= Source records =
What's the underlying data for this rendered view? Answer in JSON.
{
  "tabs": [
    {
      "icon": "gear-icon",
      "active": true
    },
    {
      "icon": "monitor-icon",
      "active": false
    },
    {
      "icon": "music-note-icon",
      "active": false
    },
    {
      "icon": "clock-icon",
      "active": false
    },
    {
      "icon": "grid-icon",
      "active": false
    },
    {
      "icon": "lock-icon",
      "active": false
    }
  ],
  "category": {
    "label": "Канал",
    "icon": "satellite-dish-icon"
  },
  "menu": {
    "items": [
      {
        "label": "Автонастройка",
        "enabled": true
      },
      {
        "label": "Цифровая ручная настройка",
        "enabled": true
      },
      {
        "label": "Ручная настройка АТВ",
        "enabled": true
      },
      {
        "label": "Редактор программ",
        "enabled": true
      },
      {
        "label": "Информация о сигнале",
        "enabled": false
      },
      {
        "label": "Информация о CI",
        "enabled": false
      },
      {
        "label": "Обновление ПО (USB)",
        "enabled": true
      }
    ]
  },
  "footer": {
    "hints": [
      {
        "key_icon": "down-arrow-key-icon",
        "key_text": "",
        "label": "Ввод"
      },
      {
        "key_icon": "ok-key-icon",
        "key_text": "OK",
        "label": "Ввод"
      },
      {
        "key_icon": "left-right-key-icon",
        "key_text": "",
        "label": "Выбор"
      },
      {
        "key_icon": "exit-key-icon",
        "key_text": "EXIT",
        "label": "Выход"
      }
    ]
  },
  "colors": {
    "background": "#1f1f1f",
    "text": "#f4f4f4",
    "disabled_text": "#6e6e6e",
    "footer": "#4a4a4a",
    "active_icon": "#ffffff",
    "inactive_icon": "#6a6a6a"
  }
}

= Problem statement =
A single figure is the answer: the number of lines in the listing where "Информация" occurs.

= Task output =
2